Dodoma — WATER project managers causing communities to suffer from lack of water on excuses of power cuts due to failure to pay power bills will cost them job losses come July 1, the Minister for Water and Irrigation, Eng. Issac Kamwelwe has warned.
The minister instructed water project managers to come up with strategies that would enable their offices pay electric bills on time. Mr Kamwelwe sounded the warning here yesterday when he was opening a two-day water stakeholders national forum to discuss various issues in the sector.
"Such excuses as lack of water supply ... prompting the utility firm Tanesco to disconnect power will not be entertained any more .. so anyone facing such problems should count themselves out," he said.
He added: "Ewura is here, you should sit down with the water project managers in councils and municipalities to work out a tariff that will meet the electricity bills" He said there was no room for people to miss water services just because of power cuts, stressing that his office won't tolerate such excuses from next July, expressing his disappointment that the district ad municipal councils were failing to allocate the stipulated 50 per cent of their revenue collections to supporting water projects.
He said that during FY 2016/17 just 56 municipalities managed to allocate 50 per cent of their revenuecollections to the projects while under the Water Sector Development Programme (WSDP). Eng Kamwelwe said the trend was the same during FY 2017/17 f when 53 councils were above average, 131 below 50 per cent; 86 were below 20 per cent and 39 below ten per cent.
"This financial year, be warned that any municipality spending less that 50 per cent of its budget in water projects will be in trouble," he warned.
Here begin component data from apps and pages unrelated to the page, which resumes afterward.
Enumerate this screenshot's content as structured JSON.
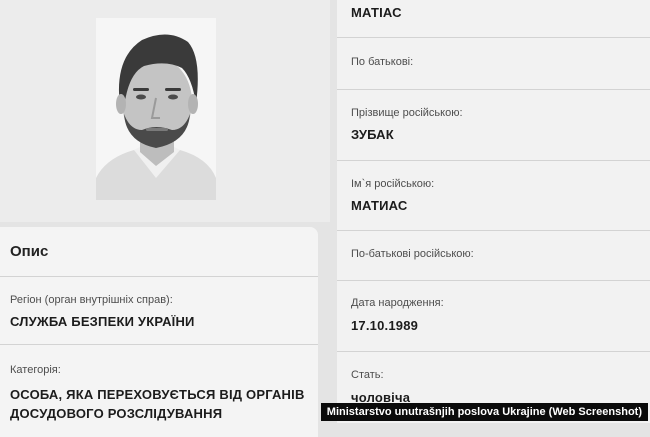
{
  "left": {
    "photo_icon": "person-photo",
    "description_title": "Опис",
    "region_label": "Регіон (орган внутрішніх справ):",
    "region_value": "СЛУЖБА БЕЗПЕКИ УКРАЇНИ",
    "category_label": "Категорія:",
    "category_line1": "ОСОБА, ЯКА ПЕРЕХОВУЄТЬСЯ ВІД ОРГАНІВ",
    "category_line2": "ДОСУДОВОГО РОЗСЛІДУВАННЯ"
  },
  "right": {
    "first_name_value": "МАТІАС",
    "patronymic_label": "По батькові:",
    "surname_ru_label": "Прізвище російською:",
    "surname_ru_value": "ЗУБАК",
    "first_name_ru_label": "Ім`я російською:",
    "first_name_ru_value": "МАТИАС",
    "patronymic_ru_label": "По-батькові російською:",
    "birthdate_label": "Дата народження:",
    "birthdate_value": "17.10.1989",
    "sex_label": "Стать:",
    "sex_value": "чоловіча"
  },
  "caption": "Ministarstvo unutrašnjih poslova Ukrajine (Web Screenshot)"
}
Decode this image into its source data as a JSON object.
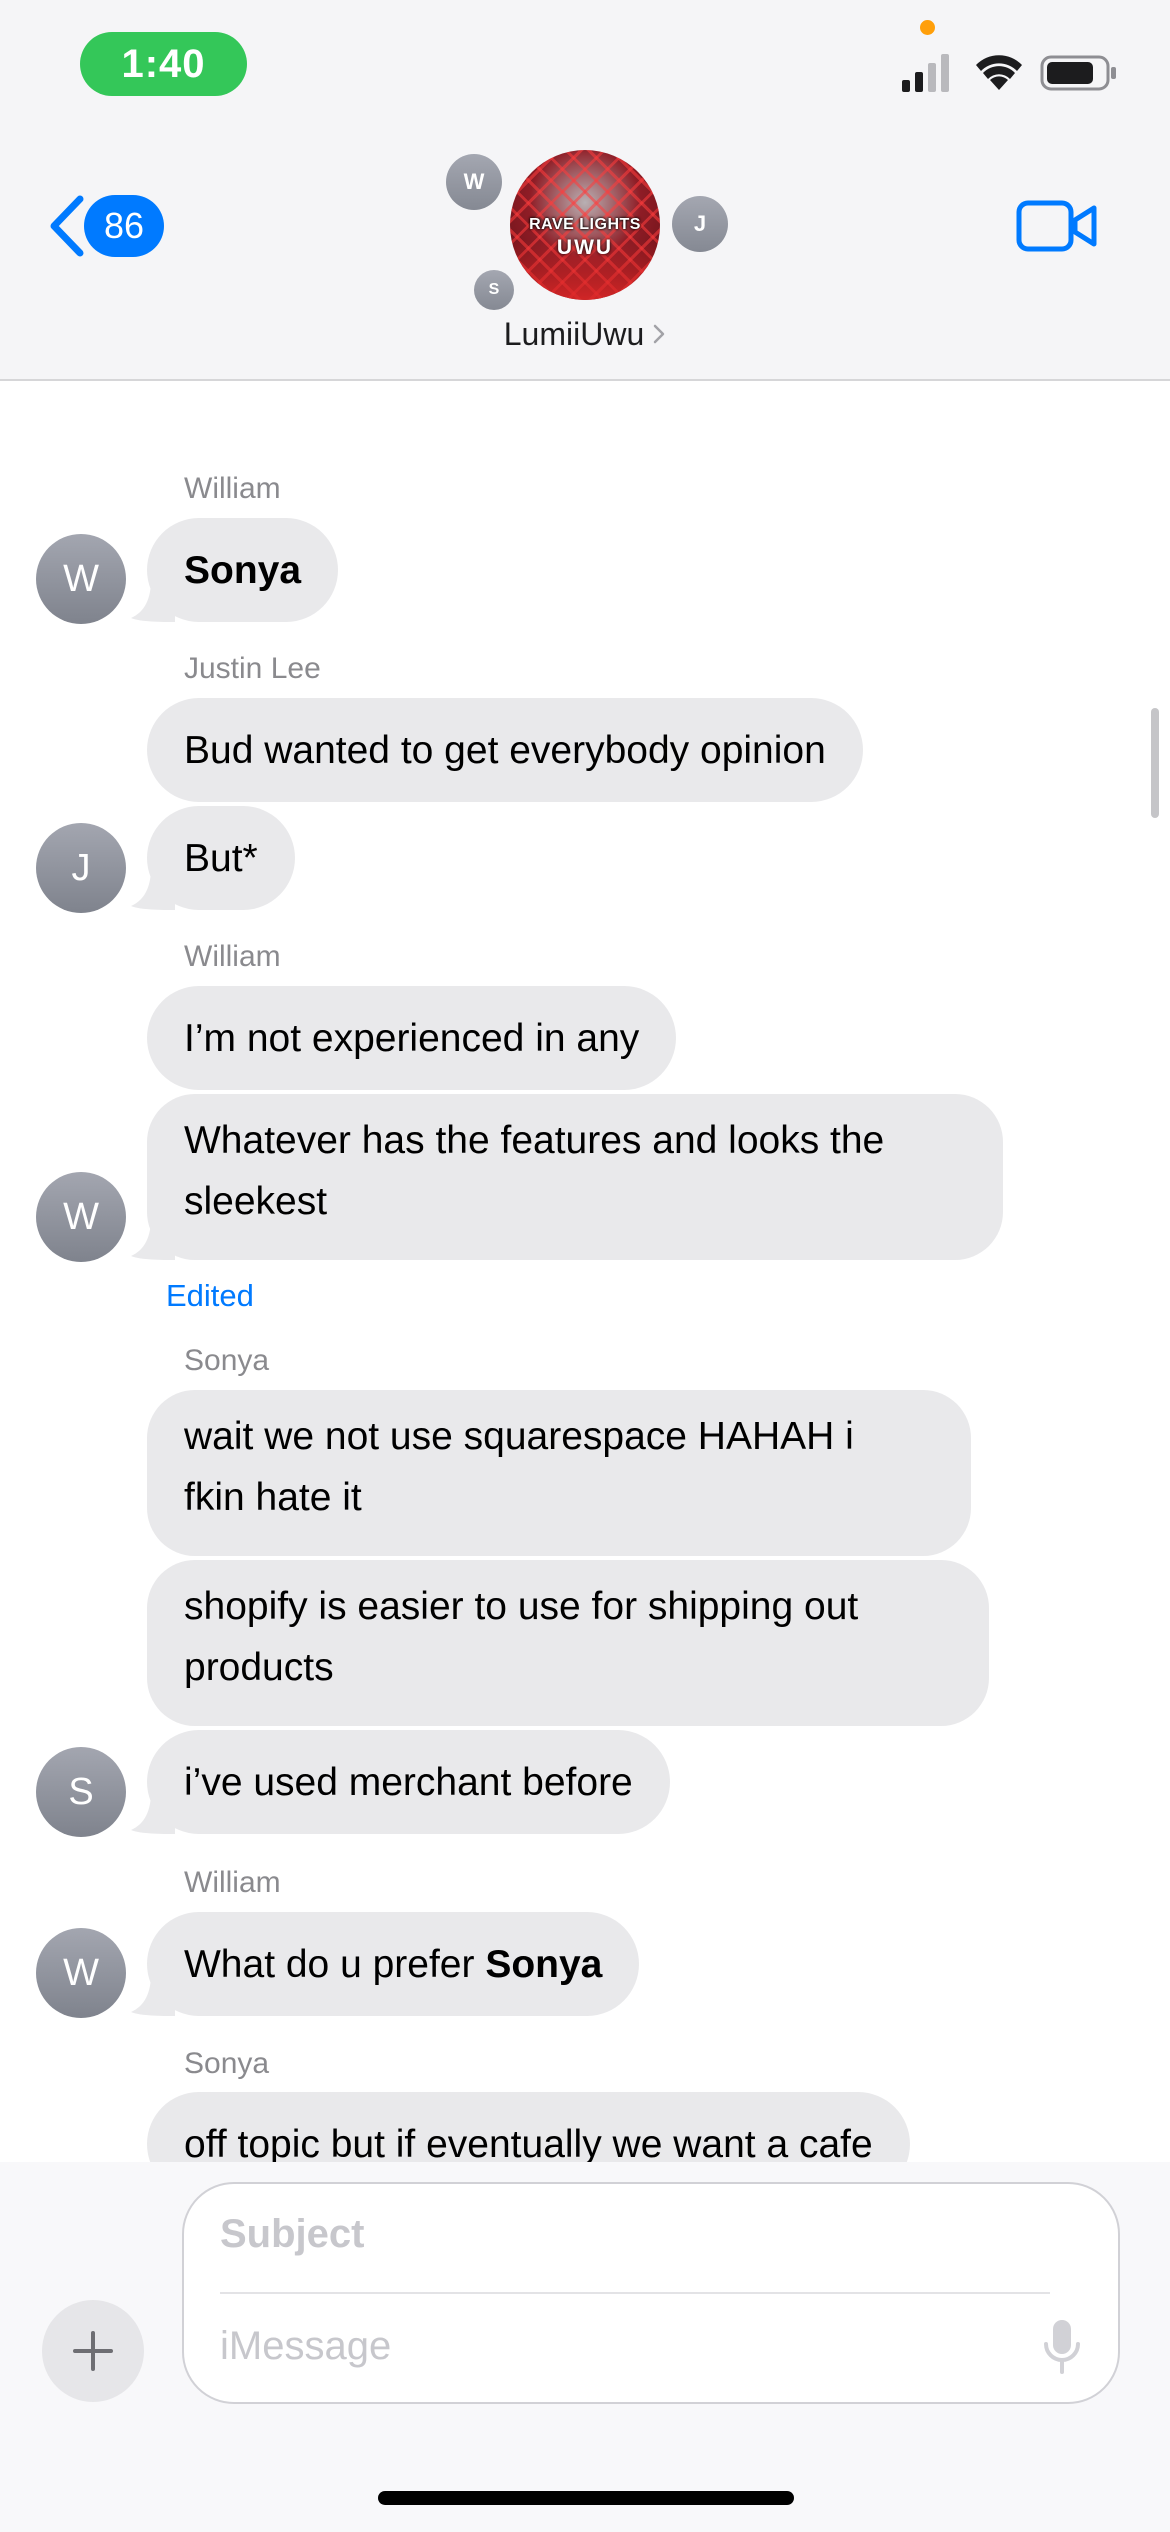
{
  "status_bar": {
    "time": "1:40",
    "cellular_icon": "cellular-signal-icon",
    "wifi_icon": "wifi-icon",
    "battery_icon": "battery-icon"
  },
  "header": {
    "back_count": "86",
    "group_name": "LumiiUwu",
    "group_avatar_text_line1": "RAVE LIGHTS",
    "group_avatar_text_line2": "UWU",
    "member_initials": [
      "W",
      "J",
      "S"
    ],
    "video_icon": "video-camera-icon"
  },
  "messages": [
    {
      "sender": "William",
      "avatar": "W",
      "bubbles": [
        {
          "parts": [
            {
              "text": "Sonya",
              "bold": true
            }
          ]
        }
      ]
    },
    {
      "sender": "Justin Lee",
      "avatar": "J",
      "bubbles": [
        {
          "text": "Bud wanted to get everybody opinion"
        },
        {
          "text": "But*"
        }
      ]
    },
    {
      "sender": "William",
      "avatar": "W",
      "bubbles": [
        {
          "text": "I’m not experienced in any"
        },
        {
          "line1": "Whatever has the features and looks the",
          "line2": "sleekest"
        }
      ],
      "status": "Edited"
    },
    {
      "sender": "Sonya",
      "avatar": "S",
      "bubbles": [
        {
          "line1": "wait we not use squarespace HAHAH i",
          "line2": "fkin hate it"
        },
        {
          "line1": "shopify is easier to use for shipping out",
          "line2": "products"
        },
        {
          "text": "i’ve used merchant before"
        }
      ]
    },
    {
      "sender": "William",
      "avatar": "W",
      "bubbles": [
        {
          "parts": [
            {
              "text": "What do u prefer "
            },
            {
              "text": "Sonya",
              "bold": true
            }
          ]
        }
      ]
    },
    {
      "sender": "Sonya",
      "avatar": "S",
      "bubbles": [
        {
          "text": "off topic but if eventually we want a cafe"
        }
      ]
    }
  ],
  "composer": {
    "subject_placeholder": "Subject",
    "message_placeholder": "iMessage",
    "plus_icon": "plus-icon",
    "mic_icon": "microphone-icon"
  },
  "colors": {
    "accent": "#007aff",
    "bubble_received": "#e9e9eb",
    "time_pill": "#34c759",
    "privacy_dot": "#ff9f0a"
  }
}
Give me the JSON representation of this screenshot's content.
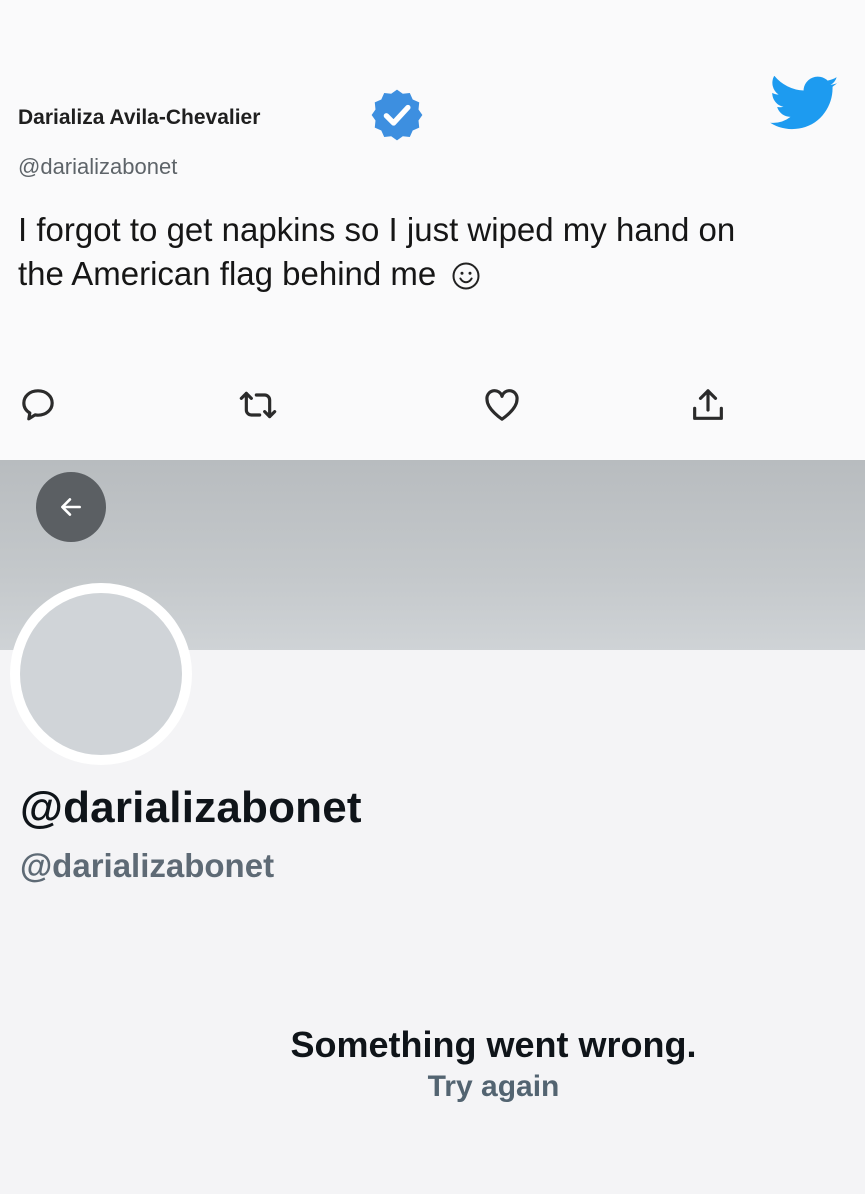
{
  "tweet": {
    "author_name": "Darializa Avila-Chevalier",
    "handle": "@darializabonet",
    "text": "I forgot to get napkins so I just wiped my hand on the American flag behind me",
    "emoji": "smiley",
    "colors": {
      "brand": "#1d9bf0",
      "verified": "#3d8fe0"
    }
  },
  "profile": {
    "display_name": "@darializabonet",
    "handle": "@darializabonet",
    "error_message": "Something went wrong.",
    "retry_label": "Try again"
  }
}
The minister said that under WSDP, the government had plans to supply water to at least 2,052 villages and that more than 19,080,000 rural communities would benefit.
Earlier, the ministry's Permanent Secretary, Prof Kitila Mkumbo underscored the need for commitment and 'value for money' as they work on a smooth transition, which would include change of policies, rules and regulations governing the sector.